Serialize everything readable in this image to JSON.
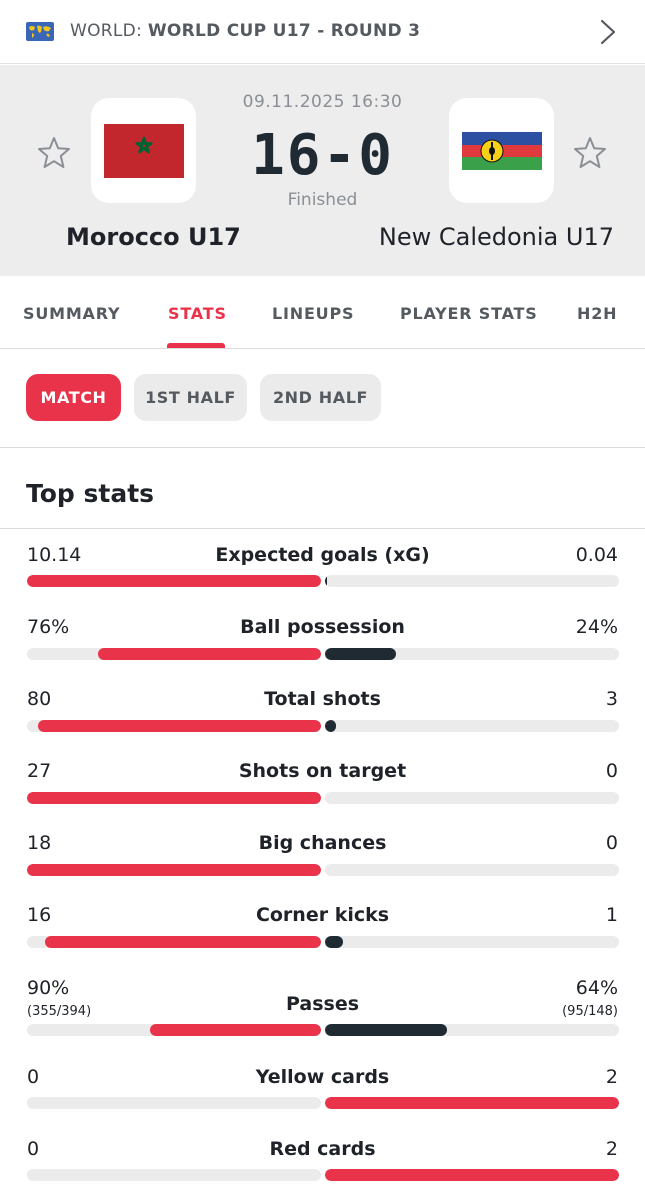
{
  "competition": {
    "country": "WORLD:",
    "name": "WORLD CUP U17 - ROUND 3",
    "flag_icon": "world-map-icon"
  },
  "match": {
    "datetime": "09.11.2025 16:30",
    "score": "16-0",
    "status": "Finished",
    "home": {
      "name": "Morocco U17",
      "logo": "morocco-flag"
    },
    "away": {
      "name": "New Caledonia U17",
      "logo": "new-caledonia-flag"
    }
  },
  "tabs": [
    {
      "label": "SUMMARY",
      "active": false
    },
    {
      "label": "STATS",
      "active": true
    },
    {
      "label": "LINEUPS",
      "active": false
    },
    {
      "label": "PLAYER STATS",
      "active": false
    },
    {
      "label": "H2H",
      "active": false
    }
  ],
  "periods": [
    {
      "label": "MATCH",
      "active": true
    },
    {
      "label": "1ST HALF",
      "active": false
    },
    {
      "label": "2ND HALF",
      "active": false
    }
  ],
  "section_title": "Top stats",
  "colors": {
    "accent": "#e8334a",
    "dark": "#1f2a33",
    "track": "#ebebeb"
  },
  "stats": [
    {
      "label": "Expected goals (xG)",
      "home": "10.14",
      "away": "0.04",
      "home_share": 1.0,
      "away_share": 0.004,
      "home_color": "#e8334a",
      "away_color": "#1f2a33"
    },
    {
      "label": "Ball possession",
      "home": "76%",
      "away": "24%",
      "home_share": 0.76,
      "away_share": 0.24,
      "home_color": "#e8334a",
      "away_color": "#1f2a33"
    },
    {
      "label": "Total shots",
      "home": "80",
      "away": "3",
      "home_share": 0.964,
      "away_share": 0.036,
      "home_color": "#e8334a",
      "away_color": "#1f2a33"
    },
    {
      "label": "Shots on target",
      "home": "27",
      "away": "0",
      "home_share": 1.0,
      "away_share": 0,
      "home_color": "#e8334a",
      "away_color": "#1f2a33"
    },
    {
      "label": "Big chances",
      "home": "18",
      "away": "0",
      "home_share": 1.0,
      "away_share": 0,
      "home_color": "#e8334a",
      "away_color": "#1f2a33"
    },
    {
      "label": "Corner kicks",
      "home": "16",
      "away": "1",
      "home_share": 0.94,
      "away_share": 0.06,
      "home_color": "#e8334a",
      "away_color": "#1f2a33"
    },
    {
      "label": "Passes",
      "home": "90%",
      "away": "64%",
      "home_sub": "(355/394)",
      "away_sub": "(95/148)",
      "home_share": 0.58,
      "away_share": 0.415,
      "home_color": "#e8334a",
      "away_color": "#1f2a33"
    },
    {
      "label": "Yellow cards",
      "home": "0",
      "away": "2",
      "home_share": 0,
      "away_share": 1.0,
      "home_color": "#e8334a",
      "away_color": "#e8334a"
    },
    {
      "label": "Red cards",
      "home": "0",
      "away": "2",
      "home_share": 0,
      "away_share": 1.0,
      "home_color": "#e8334a",
      "away_color": "#e8334a"
    }
  ]
}
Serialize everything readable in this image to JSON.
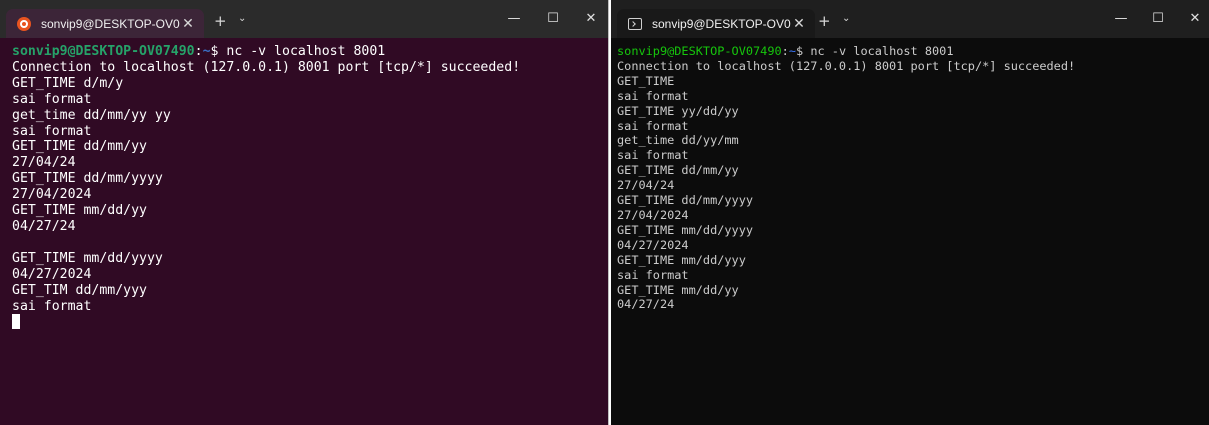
{
  "left_window": {
    "tab_title": "sonvip9@DESKTOP-OV07490: ",
    "tab_close": "✕",
    "new_tab": "+",
    "tab_dropdown": "⌄",
    "minimize": "—",
    "maximize": "☐",
    "close": "✕",
    "prompt_user": "sonvip9@DESKTOP-OV07490",
    "prompt_sep": ":",
    "prompt_path": "~",
    "prompt_dollar": "$ ",
    "command": "nc -v localhost 8001",
    "output": [
      "Connection to localhost (127.0.0.1) 8001 port [tcp/*] succeeded!",
      "GET_TIME d/m/y",
      "sai format",
      "get_time dd/mm/yy yy",
      "sai format",
      "GET_TIME dd/mm/yy",
      "27/04/24",
      "GET_TIME dd/mm/yyyy",
      "27/04/2024",
      "GET_TIME mm/dd/yy",
      "04/27/24",
      "",
      "GET_TIME mm/dd/yyyy",
      "04/27/2024",
      "GET_TIM dd/mm/yyy",
      "sai format"
    ]
  },
  "right_window": {
    "tab_title": "sonvip9@DESKTOP-OV07490: ",
    "tab_close": "✕",
    "new_tab": "+",
    "tab_dropdown": "⌄",
    "minimize": "—",
    "maximize": "☐",
    "close": "✕",
    "prompt_user": "sonvip9@DESKTOP-OV07490",
    "prompt_sep": ":",
    "prompt_path": "~",
    "prompt_dollar": "$ ",
    "command": "nc -v localhost 8001",
    "output": [
      "Connection to localhost (127.0.0.1) 8001 port [tcp/*] succeeded!",
      "GET_TIME",
      "sai format",
      "GET_TIME yy/dd/yy",
      "sai format",
      "get_time dd/yy/mm",
      "sai format",
      "GET_TIME dd/mm/yy",
      "27/04/24",
      "GET_TIME dd/mm/yyyy",
      "27/04/2024",
      "GET_TIME mm/dd/yyyy",
      "04/27/2024",
      "GET_TIME mm/dd/yyy",
      "sai format",
      "GET_TIME mm/dd/yy",
      "04/27/24"
    ]
  }
}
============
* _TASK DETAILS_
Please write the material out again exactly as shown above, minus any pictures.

* _RESPONSE TO THIS EXERCISE_
Serialize everything readable in this image to JSON.
{
  "competition": {
    "country": "WORLD:",
    "name": "WORLD CUP U17 - ROUND 3",
    "flag_icon": "world-map-icon"
  },
  "match": {
    "datetime": "09.11.2025 16:30",
    "score": "16-0",
    "status": "Finished",
    "home": {
      "name": "Morocco U17",
      "logo": "morocco-flag"
    },
    "away": {
      "name": "New Caledonia U17",
      "logo": "new-caledonia-flag"
    }
  },
  "tabs": [
    {
      "label": "SUMMARY",
      "active": false
    },
    {
      "label": "STATS",
      "active": true
    },
    {
      "label": "LINEUPS",
      "active": false
    },
    {
      "label": "PLAYER STATS",
      "active": false
    },
    {
      "label": "H2H",
      "active": false
    }
  ],
  "periods": [
    {
      "label": "MATCH",
      "active": true
    },
    {
      "label": "1ST HALF",
      "active": false
    },
    {
      "label": "2ND HALF",
      "active": false
    }
  ],
  "section_title": "Top stats",
  "colors": {
    "accent": "#e8334a",
    "dark": "#1f2a33",
    "track": "#ebebeb"
  },
  "stats": [
    {
      "label": "Expected goals (xG)",
      "home": "10.14",
      "away": "0.04",
      "home_share": 1.0,
      "away_share": 0.004,
      "home_color": "#e8334a",
      "away_color": "#1f2a33"
    },
    {
      "label": "Ball possession",
      "home": "76%",
      "away": "24%",
      "home_share": 0.76,
      "away_share": 0.24,
      "home_color": "#e8334a",
      "away_color": "#1f2a33"
    },
    {
      "label": "Total shots",
      "home": "80",
      "away": "3",
      "home_share": 0.964,
      "away_share": 0.036,
      "home_color": "#e8334a",
      "away_color": "#1f2a33"
    },
    {
      "label": "Shots on target",
      "home": "27",
      "away": "0",
      "home_share": 1.0,
      "away_share": 0,
      "home_color": "#e8334a",
      "away_color": "#1f2a33"
    },
    {
      "label": "Big chances",
      "home": "18",
      "away": "0",
      "home_share": 1.0,
      "away_share": 0,
      "home_color": "#e8334a",
      "away_color": "#1f2a33"
    },
    {
      "label": "Corner kicks",
      "home": "16",
      "away": "1",
      "home_share": 0.94,
      "away_share": 0.06,
      "home_color": "#e8334a",
      "away_color": "#1f2a33"
    },
    {
      "label": "Passes",
      "home": "90%",
      "away": "64%",
      "home_sub": "(355/394)",
      "away_sub": "(95/148)",
      "home_share": 0.58,
      "away_share": 0.415,
      "home_color": "#e8334a",
      "away_color": "#1f2a33"
    },
    {
      "label": "Yellow cards",
      "home": "0",
      "away": "2",
      "home_share": 0,
      "away_share": 1.0,
      "home_color": "#e8334a",
      "away_color": "#e8334a"
    },
    {
      "label": "Red cards",
      "home": "0",
      "away": "2",
      "home_share": 0,
      "away_share": 1.0,
      "home_color": "#e8334a",
      "away_color": "#e8334a"
    }
  ]
}
Serialize everything readable in this image to JSON.
{
  "left_window": {
    "tab_title": "sonvip9@DESKTOP-OV07490: ",
    "tab_close": "✕",
    "new_tab": "+",
    "tab_dropdown": "⌄",
    "minimize": "—",
    "maximize": "☐",
    "close": "✕",
    "prompt_user": "sonvip9@DESKTOP-OV07490",
    "prompt_sep": ":",
    "prompt_path": "~",
    "prompt_dollar": "$ ",
    "command": "nc -v localhost 8001",
    "output": [
      "Connection to localhost (127.0.0.1) 8001 port [tcp/*] succeeded!",
      "GET_TIME d/m/y",
      "sai format",
      "get_time dd/mm/yy yy",
      "sai format",
      "GET_TIME dd/mm/yy",
      "27/04/24",
      "GET_TIME dd/mm/yyyy",
      "27/04/2024",
      "GET_TIME mm/dd/yy",
      "04/27/24",
      "",
      "GET_TIME mm/dd/yyyy",
      "04/27/2024",
      "GET_TIM dd/mm/yyy",
      "sai format"
    ]
  },
  "right_window": {
    "tab_title": "sonvip9@DESKTOP-OV07490: ",
    "tab_close": "✕",
    "new_tab": "+",
    "tab_dropdown": "⌄",
    "minimize": "—",
    "maximize": "☐",
    "close": "✕",
    "prompt_user": "sonvip9@DESKTOP-OV07490",
    "prompt_sep": ":",
    "prompt_path": "~",
    "prompt_dollar": "$ ",
    "command": "nc -v localhost 8001",
    "output": [
      "Connection to localhost (127.0.0.1) 8001 port [tcp/*] succeeded!",
      "GET_TIME",
      "sai format",
      "GET_TIME yy/dd/yy",
      "sai format",
      "get_time dd/yy/mm",
      "sai format",
      "GET_TIME dd/mm/yy",
      "27/04/24",
      "GET_TIME dd/mm/yyyy",
      "27/04/2024",
      "GET_TIME mm/dd/yyyy",
      "04/27/2024",
      "GET_TIME mm/dd/yyy",
      "sai format",
      "GET_TIME mm/dd/yy",
      "04/27/24"
    ]
  }
}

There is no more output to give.